In 2006, Parti Haima remained majority in the parliament. Peter Puramèsar remained in the post of prime minister. The economy kept the motto: "low-tech products for high-tech nations and high-tech products for low-tech nations", created by the economist Paul Lasahi. The parliament approved a 11% tax on the gasoline to be applied to reduce the public transportation fares.
By the end of the first decade of the XXI century, the world economic crisis affected significantly Kaupelan, a country mostly dedicated to export. The government restricted the usage of private cars, increasing the price of gasoline, toll fees and car taxes. On the other hand, public transportation was stimulated and the price of tickets and diesel oil was kept unchanged. A new subway line was built in Purikali. The car manufacturer Watera purchased the tricycle manufacturer of Bandajaya, Darapali.
In 2009, the lirai Wasahi II, 69 years old, abdicated in favour of his son, Kira, 41. On April 14th, the heir was crowned as lirai Kira II. The environmentalist Parti Muktye Raun ("Party of Green Freedom") surprisingly won the elections, surpassing the Parti Haima and the forecasted winner, Parti Majuwe. But, to have the absolute majority in the Haimauman, PMR had to make alliances with other parties with different programs, like the leftist PH and the Islamic PRI.
For 2010 on, Aswini Ruikawahi of PMR was chosen as prime minister promising to focus on social measures, public transportation and environment. The construction of the nuclear power plant was defenitively cancelled and the government decided to invest in alternative sources of energy such as wind and solar. The global crisis in the following years, however, and the internal opposition, chiefly of PM and PT, frustrated the government policy. High unemployment, growing inflation and negative GDP growth in 2012 reduced the popularity of Ruikawahi’s government.

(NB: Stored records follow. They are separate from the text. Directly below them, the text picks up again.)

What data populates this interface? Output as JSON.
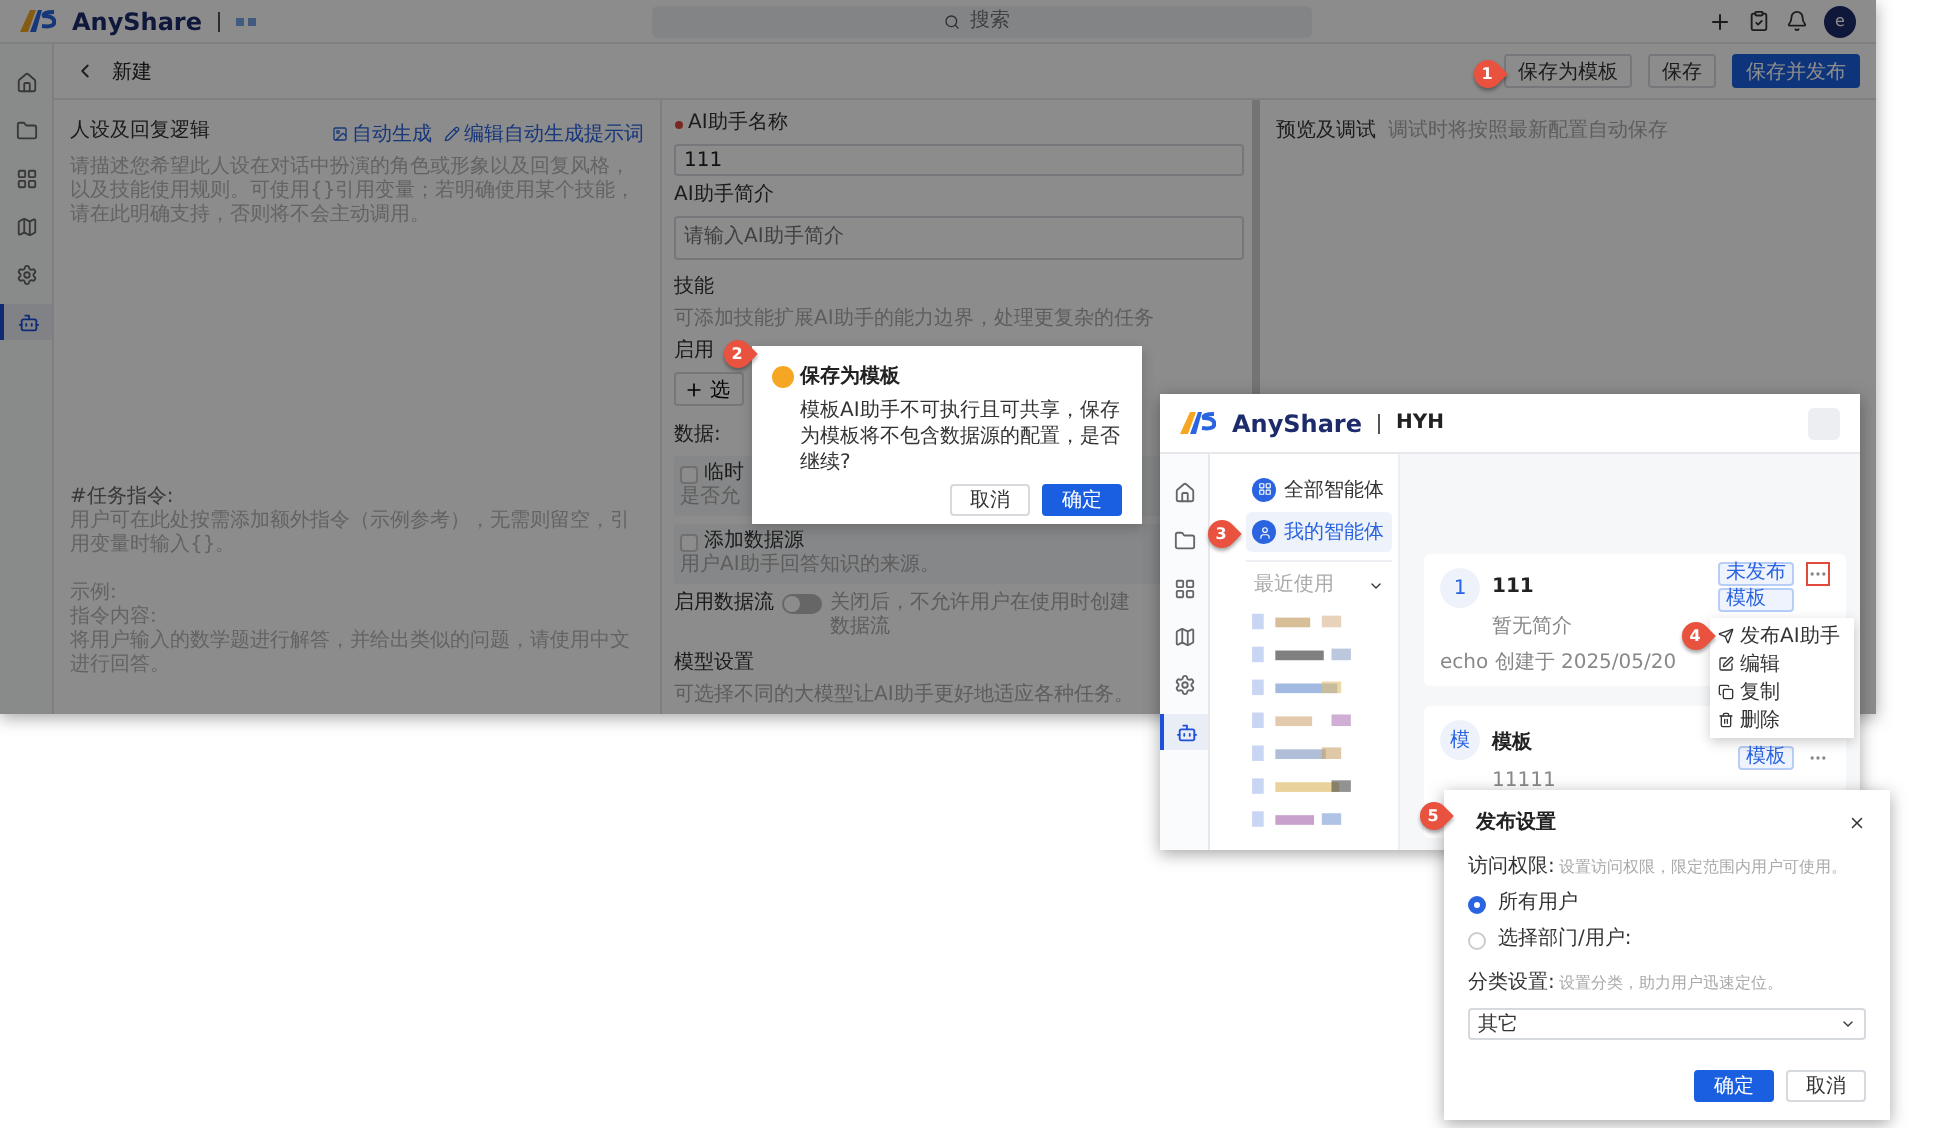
{
  "main_window": {
    "logo": "AnyShare",
    "search": {
      "placeholder": "搜索"
    },
    "avatar": "e",
    "rail": [
      {
        "selected": false
      },
      {
        "selected": false
      },
      {
        "selected": false
      },
      {
        "selected": false
      },
      {
        "selected": false
      },
      {
        "selected": true
      }
    ],
    "page_title": "新建",
    "header_buttons": [
      {
        "label": "保存为模板",
        "kind": "default"
      },
      {
        "label": "保存",
        "kind": "default"
      },
      {
        "label": "保存并发布",
        "kind": "primary"
      }
    ],
    "persona": {
      "title": "人设及回复逻辑",
      "links": [
        "自动生成",
        "编辑自动生成提示词"
      ],
      "placeholder": "请描述您希望此人设在对话中扮演的角色或形象以及回复风格，以及技能使用规则。可使用{}引用变量；若明确使用某个技能，请在此明确支持，否则将不会主动调用。",
      "instructions": [
        {
          "lines": [
            "#任务指令:",
            "用户可在此处按需添加额外指令（示例参考），无需则留空，引用变量时输入{}。"
          ]
        },
        {
          "lines": [
            "示例:",
            "指令内容:",
            "将用户输入的数学题进行解答，并给出类似的问题，请使用中文进行回答。"
          ]
        }
      ]
    },
    "form": {
      "name": {
        "label": "AI助手名称",
        "required": true,
        "value": "111"
      },
      "intro": {
        "label": "AI助手简介",
        "placeholder": "请输入AI助手简介"
      },
      "skills": {
        "title": "技能",
        "hint": "可添加技能扩展AI助手的能力边界，处理更复杂的任务",
        "enable_label": "启用",
        "add_button": "选"
      },
      "data": {
        "title": "数据:",
        "options": [
          {
            "label": "临时",
            "hint": "是否允",
            "checked": false
          },
          {
            "label": "添加数据源",
            "hint": "用户AI助手回答知识的来源。",
            "checked": false
          }
        ],
        "dataflow": {
          "label": "启用数据流",
          "on": false,
          "hint": "关闭后，不允许用户在使用时创建数据流"
        }
      },
      "model": {
        "title": "模型设置",
        "hint": "可选择不同的大模型让AI助手更好地适应各种任务。"
      }
    },
    "preview": {
      "title": "预览及调试",
      "hint": "调试时将按照最新配置自动保存"
    },
    "dialog": {
      "title": "保存为模板",
      "message": "模板AI助手不可执行且可共享，保存为模板将不包含数据源的配置，是否继续?",
      "buttons": [
        {
          "label": "取消",
          "kind": "default"
        },
        {
          "label": "确定",
          "kind": "primary"
        }
      ]
    }
  },
  "agents_window": {
    "logo": "AnyShare",
    "workspace": "HYH",
    "rail": [
      {
        "selected": false
      },
      {
        "selected": false
      },
      {
        "selected": false
      },
      {
        "selected": false
      },
      {
        "selected": false
      },
      {
        "selected": true
      }
    ],
    "nav": [
      {
        "label": "全部智能体",
        "selected": false
      },
      {
        "label": "我的智能体",
        "selected": true
      }
    ],
    "recent": {
      "title": "最近使用",
      "expanded": true
    },
    "cards": [
      {
        "avatar": "1",
        "title": "111",
        "description": "暂无简介",
        "tags": [
          "未发布",
          "模板"
        ],
        "footer": "echo 创建于 2025/05/20",
        "menu_highlighted": true
      },
      {
        "avatar": "模",
        "title": "模板",
        "description": "11111",
        "tags": [
          "模板"
        ],
        "menu_highlighted": false
      }
    ],
    "menu": [
      {
        "label": "发布AI助手"
      },
      {
        "label": "编辑"
      },
      {
        "label": "复制"
      },
      {
        "label": "删除"
      }
    ]
  },
  "publish_dialog": {
    "title": "发布设置",
    "access": {
      "label": "访问权限:",
      "hint": "设置访问权限，限定范围内用户可使用。",
      "options": [
        {
          "label": "所有用户",
          "selected": true
        },
        {
          "label": "选择部门/用户:",
          "selected": false
        }
      ]
    },
    "category": {
      "label": "分类设置:",
      "hint": "设置分类，助力用户迅速定位。",
      "value": "其它"
    },
    "buttons": [
      {
        "label": "确定",
        "kind": "primary"
      },
      {
        "label": "取消",
        "kind": "default"
      }
    ]
  },
  "steps": [
    "1",
    "2",
    "3",
    "4",
    "5"
  ]
}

After the Summit of Purikali in 2011, the international organisation FICT – the Forum for International Cooperation and Trade had been created, congregating small countries all over the world. Despite the failure of the first General Assembly in 2012, a group of remaining members decided to rebuild the organisation and a new summit was organised in Yukland in the same year, chaired by Kaupelanese ambassador Isbel Kurataata.
In 2014, after 20 years, Parti Majuwe returned to the government with Sindi Wisnumatan as prime minister, in a coalition with Parti Tana. The new government focused primarily in the economic growth instead of social and environmental issues of the previous government, and reduced taxes and government expenditures.
The former king Wasahi II passed away in February 2014 and was buried in a funeral attended by several foreign leaders.
In the election of 2017, with the Parliament reduced to 74 seats, the government coalition -- PM, Parti Werweru (former PRI) and PDK -- remains majority and Sindi Wisnumatan remains as prime minister.